For the care and feeding of its offspring, the common cuckoo outsources.
When she’s ready to lay an egg, a female Cuculus canorus swoops to the unattended nest of a smaller species. She then swallows one of the eggs that’s been laid there and lays one of her own—a behaviour known as brood parasitism.
Sometimes potential victims revolt. The parents that inhabit the nest may mob the cuckoo mom, preventing her from dropping off her egg; they may push out cuckoo eggs before they hatch, or they may even abandon the nest.
But often the cuckoo mom gets away undetected, leaving her parental duties behind, and the nest’s owners return none the wiser. C. canorus is known to have passed its eggs on to more than 100 host species, according to the International Union for Conservation of Nature.
When the cuckoo chick hatches, it ejects other eggs or hatchlings to get all the space—and food—for itself. Hungry as a whole brood, the outsize baby devours everything brought by its foster parents—in the photo above, the provider is a reed warbler, a common host.
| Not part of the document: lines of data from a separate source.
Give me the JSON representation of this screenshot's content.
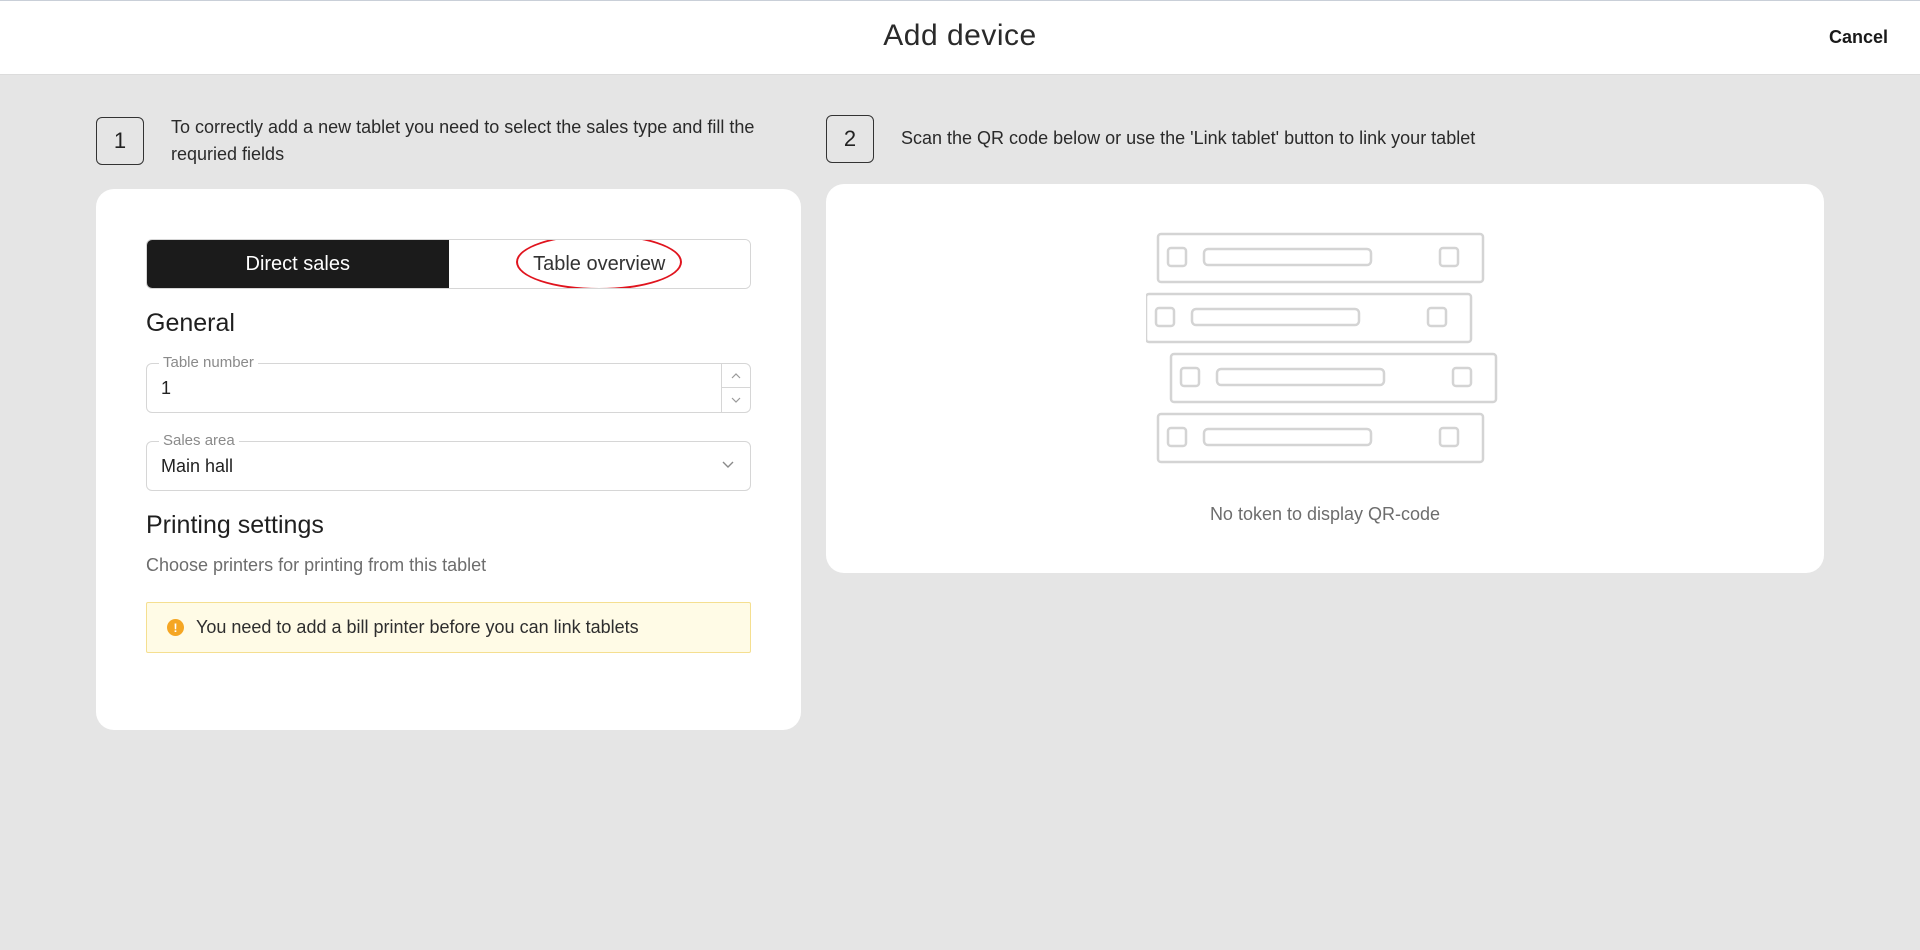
{
  "header": {
    "title": "Add device",
    "cancel_label": "Cancel"
  },
  "steps": [
    {
      "number": "1",
      "text": "To correctly add a new tablet you need to select the sales type and fill the requried fields"
    },
    {
      "number": "2",
      "text": "Scan the QR code below or use the 'Link tablet' button to link your tablet"
    }
  ],
  "form": {
    "sales_type": {
      "options": [
        "Direct sales",
        "Table overview"
      ],
      "selected": "Direct sales"
    },
    "general_title": "General",
    "table_number": {
      "label": "Table number",
      "value": "1"
    },
    "sales_area": {
      "label": "Sales area",
      "value": "Main hall"
    },
    "printing_title": "Printing settings",
    "printing_hint": "Choose printers for printing from this tablet",
    "warning": "You need to add a bill printer before you can link tablets"
  },
  "qr": {
    "empty_text": "No token to display QR-code"
  },
  "colors": {
    "background": "#e5e5e5",
    "active_segment": "#1b1b1b",
    "warning_bg": "#fffbe6",
    "warning_icon": "#f5a623",
    "annotation": "#e0141e"
  }
}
Franka Slothouber, a retired photo editor who’s an avid wildlife photographer, observed the birds’ behaviour in 2014 in Amsterdam, where she lives. “The poor warbler almost disappears in the wide-opened mouth of its ‘adopted’ baby,” Slothouber says. And yet “the warbler couple is convinced this chick is theirs and treat it accordingly, by feeding it until it can look after itself.”
This story appears in the January 2018 issue of National Geographic magazine.
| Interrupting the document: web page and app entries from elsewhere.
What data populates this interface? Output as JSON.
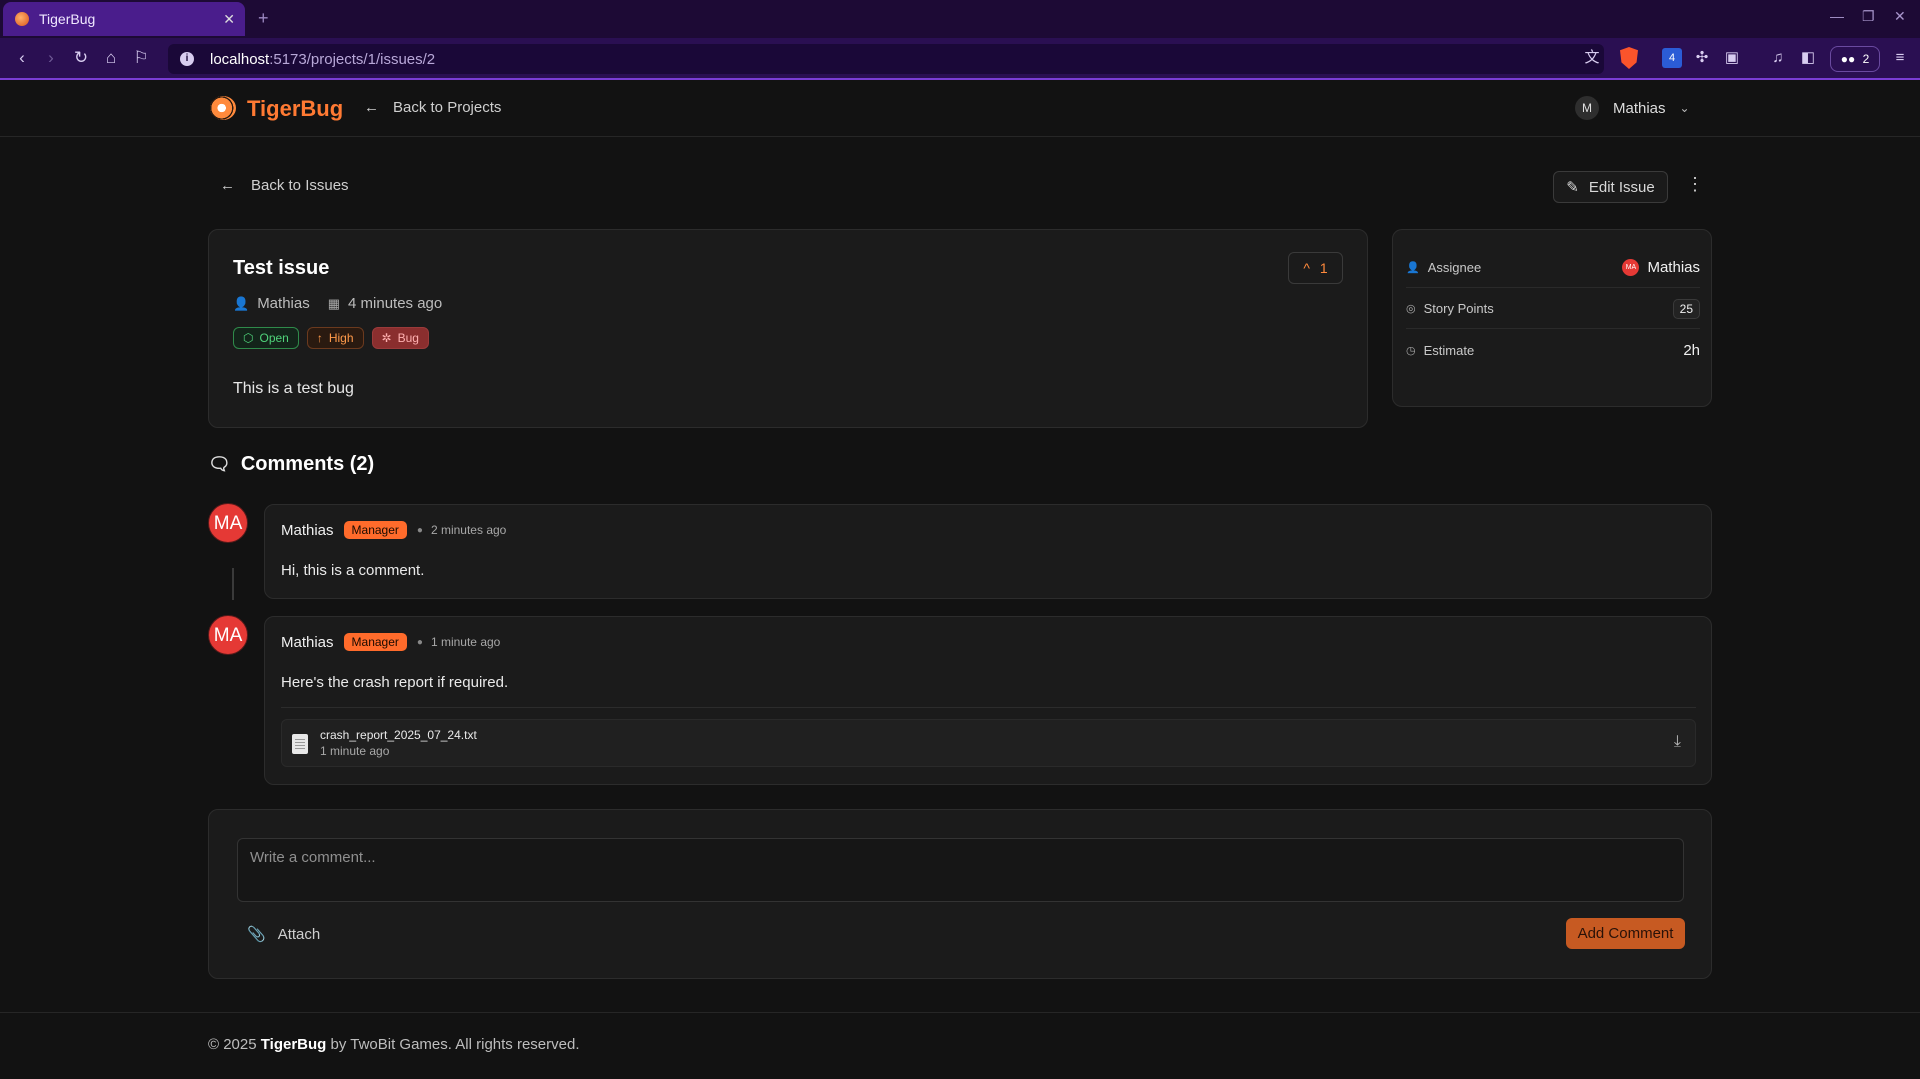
{
  "browser": {
    "tab_title": "TigerBug",
    "url_host": "localhost",
    "url_path": ":5173/projects/1/issues/2",
    "wallet_count": "2",
    "ext_badge": "4"
  },
  "header": {
    "brand": "TigerBug",
    "back_projects": "Back to Projects",
    "user_initial": "M",
    "user_name": "Mathias"
  },
  "toolbar": {
    "back_issues": "Back to Issues",
    "edit_label": "Edit Issue"
  },
  "issue": {
    "title": "Test issue",
    "author": "Mathias",
    "created": "4 minutes ago",
    "upvotes": "1",
    "badges": {
      "status": "Open",
      "priority": "High",
      "type": "Bug"
    },
    "description": "This is a test bug"
  },
  "details": {
    "assignee_label": "Assignee",
    "assignee_initials": "MA",
    "assignee_name": "Mathias",
    "points_label": "Story Points",
    "points_value": "25",
    "estimate_label": "Estimate",
    "estimate_value": "2h"
  },
  "comments": {
    "heading": "Comments (2)",
    "items": [
      {
        "initials": "MA",
        "author": "Mathias",
        "role": "Manager",
        "time": "2 minutes ago",
        "body": "Hi, this is a comment."
      },
      {
        "initials": "MA",
        "author": "Mathias",
        "role": "Manager",
        "time": "1 minute ago",
        "body": "Here's the crash report if required.",
        "attachment": {
          "name": "crash_report_2025_07_24.txt",
          "time": "1 minute ago"
        }
      }
    ]
  },
  "composer": {
    "placeholder": "Write a comment...",
    "attach_label": "Attach",
    "submit_label": "Add Comment"
  },
  "footer": {
    "prefix": "© 2025",
    "brand": "TigerBug",
    "suffix": "by TwoBit Games. All rights reserved."
  },
  "colors": {
    "accent": "#ff7a33",
    "background": "#121212",
    "card": "#1b1b1b",
    "avatar": "#e53935",
    "status_open": "#4fd37a",
    "priority_high": "#ff9a4a",
    "browser_chrome": "#2a0f52"
  }
}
Lead Image: A reed warbler (left) feeds a cuckoo chick. In 30 days cuckoo chicks grow from 28 grams to 90 grams—nearly eight times the warbler’s weight. PHOTOGRAPH BY FRANKA SLOTHOUBER